DATA FOR PROCESSING ::
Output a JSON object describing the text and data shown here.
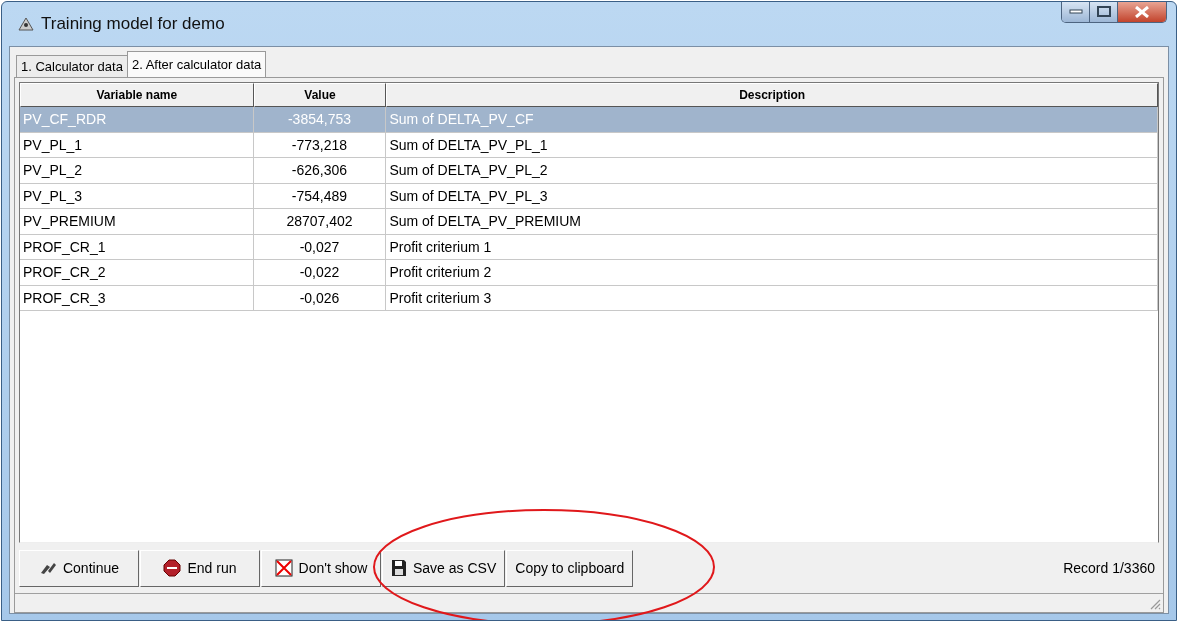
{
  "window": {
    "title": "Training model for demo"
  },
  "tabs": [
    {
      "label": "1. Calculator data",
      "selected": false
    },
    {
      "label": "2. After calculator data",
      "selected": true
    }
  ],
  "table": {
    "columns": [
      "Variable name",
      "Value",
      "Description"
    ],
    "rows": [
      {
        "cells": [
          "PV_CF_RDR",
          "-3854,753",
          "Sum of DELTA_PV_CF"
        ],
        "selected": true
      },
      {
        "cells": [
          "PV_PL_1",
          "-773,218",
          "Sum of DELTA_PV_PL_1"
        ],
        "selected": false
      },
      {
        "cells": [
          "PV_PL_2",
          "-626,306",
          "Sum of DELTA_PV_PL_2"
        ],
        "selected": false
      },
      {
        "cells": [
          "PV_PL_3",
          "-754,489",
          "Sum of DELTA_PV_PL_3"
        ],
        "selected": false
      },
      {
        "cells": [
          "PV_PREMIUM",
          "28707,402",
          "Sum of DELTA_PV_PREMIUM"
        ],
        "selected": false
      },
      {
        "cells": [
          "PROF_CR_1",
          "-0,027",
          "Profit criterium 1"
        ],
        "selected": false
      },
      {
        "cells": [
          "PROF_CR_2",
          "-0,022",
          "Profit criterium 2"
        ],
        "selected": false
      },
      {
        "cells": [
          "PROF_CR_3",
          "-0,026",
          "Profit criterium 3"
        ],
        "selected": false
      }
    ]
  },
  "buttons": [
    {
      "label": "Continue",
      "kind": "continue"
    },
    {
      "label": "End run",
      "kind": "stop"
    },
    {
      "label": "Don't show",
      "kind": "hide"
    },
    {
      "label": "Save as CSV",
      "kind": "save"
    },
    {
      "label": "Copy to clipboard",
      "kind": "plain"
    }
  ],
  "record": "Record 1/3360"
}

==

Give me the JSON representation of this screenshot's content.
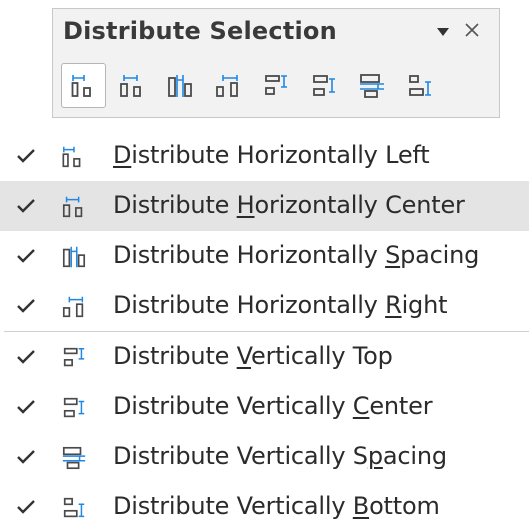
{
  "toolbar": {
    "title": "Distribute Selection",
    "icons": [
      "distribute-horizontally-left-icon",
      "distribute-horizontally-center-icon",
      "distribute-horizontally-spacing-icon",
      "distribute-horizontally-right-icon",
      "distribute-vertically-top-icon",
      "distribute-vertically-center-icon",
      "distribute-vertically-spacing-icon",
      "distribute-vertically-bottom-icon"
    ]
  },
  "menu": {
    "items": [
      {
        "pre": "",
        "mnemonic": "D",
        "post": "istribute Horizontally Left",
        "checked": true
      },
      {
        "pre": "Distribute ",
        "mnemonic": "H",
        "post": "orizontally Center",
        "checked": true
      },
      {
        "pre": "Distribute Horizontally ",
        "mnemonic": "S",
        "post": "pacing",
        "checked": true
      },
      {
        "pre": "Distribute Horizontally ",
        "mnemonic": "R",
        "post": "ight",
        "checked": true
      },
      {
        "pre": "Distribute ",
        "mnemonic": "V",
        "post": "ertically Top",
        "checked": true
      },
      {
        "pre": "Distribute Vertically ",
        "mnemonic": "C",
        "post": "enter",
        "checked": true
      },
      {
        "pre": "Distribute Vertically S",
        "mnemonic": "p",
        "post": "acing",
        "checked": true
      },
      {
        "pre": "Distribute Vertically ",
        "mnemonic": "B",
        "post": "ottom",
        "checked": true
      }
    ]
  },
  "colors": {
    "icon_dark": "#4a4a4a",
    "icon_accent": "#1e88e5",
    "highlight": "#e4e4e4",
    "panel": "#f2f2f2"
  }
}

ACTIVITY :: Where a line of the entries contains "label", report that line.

RESPONSE TO THE EXERCISE ::
      "label": "1. Calculator data",
      "label": "2. After calculator data",
      "label": "Continue",
      "label": "End run",
      "label": "Don't show",
      "label": "Save as CSV",
      "label": "Copy to clipboard",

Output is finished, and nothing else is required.